Task to carry out
Check every line of the entries that follow, and copy the ones containing "price".

START Extracted entries

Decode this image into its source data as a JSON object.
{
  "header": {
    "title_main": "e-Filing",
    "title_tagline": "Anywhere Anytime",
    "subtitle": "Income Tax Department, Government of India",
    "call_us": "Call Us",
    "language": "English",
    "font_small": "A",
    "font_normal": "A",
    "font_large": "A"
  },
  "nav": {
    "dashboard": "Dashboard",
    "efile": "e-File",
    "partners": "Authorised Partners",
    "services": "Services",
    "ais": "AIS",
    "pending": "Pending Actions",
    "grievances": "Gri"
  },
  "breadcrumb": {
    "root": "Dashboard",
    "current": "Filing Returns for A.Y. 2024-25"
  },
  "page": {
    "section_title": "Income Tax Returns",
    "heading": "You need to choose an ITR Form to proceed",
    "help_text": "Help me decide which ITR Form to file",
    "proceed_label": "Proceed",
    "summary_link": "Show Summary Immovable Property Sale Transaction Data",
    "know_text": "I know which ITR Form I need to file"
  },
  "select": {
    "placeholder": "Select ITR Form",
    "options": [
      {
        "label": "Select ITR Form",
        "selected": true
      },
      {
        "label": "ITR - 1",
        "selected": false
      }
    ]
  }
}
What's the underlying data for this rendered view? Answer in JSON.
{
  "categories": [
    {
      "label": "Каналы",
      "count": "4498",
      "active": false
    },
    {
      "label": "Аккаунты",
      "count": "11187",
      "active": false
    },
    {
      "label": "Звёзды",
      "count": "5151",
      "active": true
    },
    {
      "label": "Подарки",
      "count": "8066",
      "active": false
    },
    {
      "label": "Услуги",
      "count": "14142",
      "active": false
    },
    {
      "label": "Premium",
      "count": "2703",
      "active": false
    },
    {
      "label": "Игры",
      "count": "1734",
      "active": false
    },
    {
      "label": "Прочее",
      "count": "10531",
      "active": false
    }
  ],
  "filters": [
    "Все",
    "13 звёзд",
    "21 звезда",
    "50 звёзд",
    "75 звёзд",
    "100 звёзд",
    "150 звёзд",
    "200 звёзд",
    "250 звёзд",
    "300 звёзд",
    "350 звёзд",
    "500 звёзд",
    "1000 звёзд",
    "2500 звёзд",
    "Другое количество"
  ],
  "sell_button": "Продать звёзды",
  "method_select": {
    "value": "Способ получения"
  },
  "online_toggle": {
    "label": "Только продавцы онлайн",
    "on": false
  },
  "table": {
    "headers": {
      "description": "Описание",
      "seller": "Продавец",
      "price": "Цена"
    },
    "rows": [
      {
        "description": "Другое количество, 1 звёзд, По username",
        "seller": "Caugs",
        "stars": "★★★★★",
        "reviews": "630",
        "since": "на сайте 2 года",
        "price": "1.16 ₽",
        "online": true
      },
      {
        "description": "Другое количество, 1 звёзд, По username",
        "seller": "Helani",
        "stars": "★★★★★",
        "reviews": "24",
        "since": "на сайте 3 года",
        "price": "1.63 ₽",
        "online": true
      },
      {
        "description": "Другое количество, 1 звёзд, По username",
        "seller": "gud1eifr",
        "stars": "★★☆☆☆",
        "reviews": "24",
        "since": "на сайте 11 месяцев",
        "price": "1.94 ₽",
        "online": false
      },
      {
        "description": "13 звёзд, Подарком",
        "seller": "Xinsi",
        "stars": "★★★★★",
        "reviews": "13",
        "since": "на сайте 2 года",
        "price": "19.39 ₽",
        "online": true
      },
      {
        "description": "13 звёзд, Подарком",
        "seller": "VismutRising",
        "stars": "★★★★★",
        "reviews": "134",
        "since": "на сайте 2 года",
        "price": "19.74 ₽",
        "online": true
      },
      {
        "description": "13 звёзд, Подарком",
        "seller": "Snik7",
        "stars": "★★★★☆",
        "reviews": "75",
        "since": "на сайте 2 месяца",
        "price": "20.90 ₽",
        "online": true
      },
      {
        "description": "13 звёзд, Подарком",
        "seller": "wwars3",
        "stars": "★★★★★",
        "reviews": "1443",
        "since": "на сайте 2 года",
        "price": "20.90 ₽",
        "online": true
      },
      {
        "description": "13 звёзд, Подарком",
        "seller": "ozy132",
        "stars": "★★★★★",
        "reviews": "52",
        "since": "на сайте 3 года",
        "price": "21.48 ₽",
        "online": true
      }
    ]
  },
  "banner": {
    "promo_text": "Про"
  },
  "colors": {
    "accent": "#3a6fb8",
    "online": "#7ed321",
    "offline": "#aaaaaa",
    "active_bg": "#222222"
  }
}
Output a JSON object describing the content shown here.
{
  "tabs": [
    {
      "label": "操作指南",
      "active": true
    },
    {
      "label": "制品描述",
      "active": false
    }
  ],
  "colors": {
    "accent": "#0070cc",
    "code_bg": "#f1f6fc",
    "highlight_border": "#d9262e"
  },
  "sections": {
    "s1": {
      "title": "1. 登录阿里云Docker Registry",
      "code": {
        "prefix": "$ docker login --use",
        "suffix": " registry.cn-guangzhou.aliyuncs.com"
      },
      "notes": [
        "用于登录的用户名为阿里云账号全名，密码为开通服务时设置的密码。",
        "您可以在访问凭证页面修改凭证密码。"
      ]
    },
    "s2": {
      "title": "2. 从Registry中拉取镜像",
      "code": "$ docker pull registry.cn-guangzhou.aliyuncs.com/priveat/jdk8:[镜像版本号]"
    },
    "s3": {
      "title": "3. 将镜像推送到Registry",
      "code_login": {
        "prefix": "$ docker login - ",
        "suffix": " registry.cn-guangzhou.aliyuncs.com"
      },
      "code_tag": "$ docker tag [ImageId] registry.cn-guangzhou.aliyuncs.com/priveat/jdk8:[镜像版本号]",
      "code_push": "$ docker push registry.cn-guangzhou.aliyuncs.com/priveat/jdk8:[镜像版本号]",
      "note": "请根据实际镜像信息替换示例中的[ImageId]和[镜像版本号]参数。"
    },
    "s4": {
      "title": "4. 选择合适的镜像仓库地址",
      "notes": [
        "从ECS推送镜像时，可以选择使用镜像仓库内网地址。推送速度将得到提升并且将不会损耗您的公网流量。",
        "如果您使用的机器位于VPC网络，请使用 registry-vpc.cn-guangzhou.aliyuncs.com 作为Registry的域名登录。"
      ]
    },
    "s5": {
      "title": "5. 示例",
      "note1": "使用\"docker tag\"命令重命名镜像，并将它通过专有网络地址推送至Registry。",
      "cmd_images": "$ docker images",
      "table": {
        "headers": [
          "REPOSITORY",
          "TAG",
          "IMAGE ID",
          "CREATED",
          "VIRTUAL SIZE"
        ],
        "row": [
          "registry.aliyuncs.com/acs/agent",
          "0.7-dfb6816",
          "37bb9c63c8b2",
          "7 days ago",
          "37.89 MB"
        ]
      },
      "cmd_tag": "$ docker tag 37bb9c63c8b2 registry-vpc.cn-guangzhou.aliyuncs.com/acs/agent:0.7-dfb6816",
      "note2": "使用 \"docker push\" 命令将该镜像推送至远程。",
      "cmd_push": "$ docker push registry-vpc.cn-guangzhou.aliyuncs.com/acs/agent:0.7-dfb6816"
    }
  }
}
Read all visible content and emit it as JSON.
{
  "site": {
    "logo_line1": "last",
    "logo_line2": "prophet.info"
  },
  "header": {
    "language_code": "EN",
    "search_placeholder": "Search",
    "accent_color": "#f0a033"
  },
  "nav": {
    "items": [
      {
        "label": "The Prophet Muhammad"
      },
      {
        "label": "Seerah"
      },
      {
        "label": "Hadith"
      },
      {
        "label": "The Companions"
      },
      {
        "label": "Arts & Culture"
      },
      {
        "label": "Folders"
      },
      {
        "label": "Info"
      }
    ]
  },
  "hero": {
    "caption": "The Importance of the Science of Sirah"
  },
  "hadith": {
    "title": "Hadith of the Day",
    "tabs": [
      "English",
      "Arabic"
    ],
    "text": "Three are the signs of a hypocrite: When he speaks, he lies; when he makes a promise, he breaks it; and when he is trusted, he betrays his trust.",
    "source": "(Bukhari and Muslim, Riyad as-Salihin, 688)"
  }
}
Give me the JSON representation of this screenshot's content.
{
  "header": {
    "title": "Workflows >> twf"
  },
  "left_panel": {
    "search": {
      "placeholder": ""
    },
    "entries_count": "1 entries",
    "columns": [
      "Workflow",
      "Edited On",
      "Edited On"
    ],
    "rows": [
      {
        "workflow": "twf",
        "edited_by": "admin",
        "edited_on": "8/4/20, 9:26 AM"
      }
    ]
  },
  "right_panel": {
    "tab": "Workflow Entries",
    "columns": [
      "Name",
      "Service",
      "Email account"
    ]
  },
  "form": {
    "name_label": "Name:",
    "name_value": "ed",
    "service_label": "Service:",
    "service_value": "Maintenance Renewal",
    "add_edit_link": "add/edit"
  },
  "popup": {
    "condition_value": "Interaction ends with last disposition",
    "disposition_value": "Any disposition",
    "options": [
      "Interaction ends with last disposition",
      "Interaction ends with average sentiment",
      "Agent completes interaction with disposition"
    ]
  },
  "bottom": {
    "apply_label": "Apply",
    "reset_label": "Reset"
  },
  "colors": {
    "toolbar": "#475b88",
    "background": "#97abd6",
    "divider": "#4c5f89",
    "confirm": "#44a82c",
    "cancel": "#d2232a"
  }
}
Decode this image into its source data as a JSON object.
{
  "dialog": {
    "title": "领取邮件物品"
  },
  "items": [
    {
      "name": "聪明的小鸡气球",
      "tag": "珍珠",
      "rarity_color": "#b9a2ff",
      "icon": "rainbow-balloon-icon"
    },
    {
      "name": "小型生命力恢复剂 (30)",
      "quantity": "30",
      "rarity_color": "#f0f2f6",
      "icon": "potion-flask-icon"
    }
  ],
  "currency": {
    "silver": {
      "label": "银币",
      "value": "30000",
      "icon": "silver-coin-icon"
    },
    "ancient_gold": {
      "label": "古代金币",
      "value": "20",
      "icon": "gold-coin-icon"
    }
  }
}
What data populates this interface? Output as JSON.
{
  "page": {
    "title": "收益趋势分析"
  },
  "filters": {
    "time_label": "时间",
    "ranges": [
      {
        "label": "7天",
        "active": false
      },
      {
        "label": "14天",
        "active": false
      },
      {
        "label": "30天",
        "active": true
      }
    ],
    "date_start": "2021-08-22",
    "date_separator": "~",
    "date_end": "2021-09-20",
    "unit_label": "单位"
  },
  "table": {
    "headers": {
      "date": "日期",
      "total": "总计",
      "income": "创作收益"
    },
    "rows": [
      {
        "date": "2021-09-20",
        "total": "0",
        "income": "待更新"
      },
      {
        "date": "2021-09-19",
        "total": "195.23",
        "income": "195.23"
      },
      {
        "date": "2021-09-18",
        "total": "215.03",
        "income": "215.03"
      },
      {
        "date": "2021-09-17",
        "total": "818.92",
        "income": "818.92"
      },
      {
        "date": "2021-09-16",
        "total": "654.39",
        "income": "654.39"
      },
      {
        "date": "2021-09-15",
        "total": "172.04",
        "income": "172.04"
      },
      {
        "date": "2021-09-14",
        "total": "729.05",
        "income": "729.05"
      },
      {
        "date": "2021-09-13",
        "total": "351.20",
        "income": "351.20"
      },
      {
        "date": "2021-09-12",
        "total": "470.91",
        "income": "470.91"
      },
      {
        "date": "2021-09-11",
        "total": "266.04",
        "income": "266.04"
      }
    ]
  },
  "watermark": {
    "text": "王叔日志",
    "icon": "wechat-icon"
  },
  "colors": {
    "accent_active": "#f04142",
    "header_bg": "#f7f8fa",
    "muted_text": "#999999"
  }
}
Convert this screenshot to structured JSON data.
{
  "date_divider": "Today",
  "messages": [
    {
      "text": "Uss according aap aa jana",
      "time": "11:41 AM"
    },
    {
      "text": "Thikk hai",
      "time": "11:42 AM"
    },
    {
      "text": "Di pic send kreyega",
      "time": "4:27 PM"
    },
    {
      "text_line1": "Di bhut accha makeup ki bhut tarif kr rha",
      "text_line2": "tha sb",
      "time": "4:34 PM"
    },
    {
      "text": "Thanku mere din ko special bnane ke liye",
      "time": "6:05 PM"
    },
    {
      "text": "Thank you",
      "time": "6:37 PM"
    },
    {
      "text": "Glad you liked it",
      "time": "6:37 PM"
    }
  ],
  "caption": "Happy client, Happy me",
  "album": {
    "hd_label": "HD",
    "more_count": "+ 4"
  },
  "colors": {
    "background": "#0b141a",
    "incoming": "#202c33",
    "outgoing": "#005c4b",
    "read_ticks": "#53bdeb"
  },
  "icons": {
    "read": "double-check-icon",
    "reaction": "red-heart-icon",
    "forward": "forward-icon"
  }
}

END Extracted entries

Answer to the problem
      "price": "Цена"
        "price": "1.16 ₽",
        "price": "1.63 ₽",
        "price": "1.94 ₽",
        "price": "19.39 ₽",
        "price": "19.74 ₽",
        "price": "20.90 ₽",
        "price": "20.90 ₽",
        "price": "21.48 ₽",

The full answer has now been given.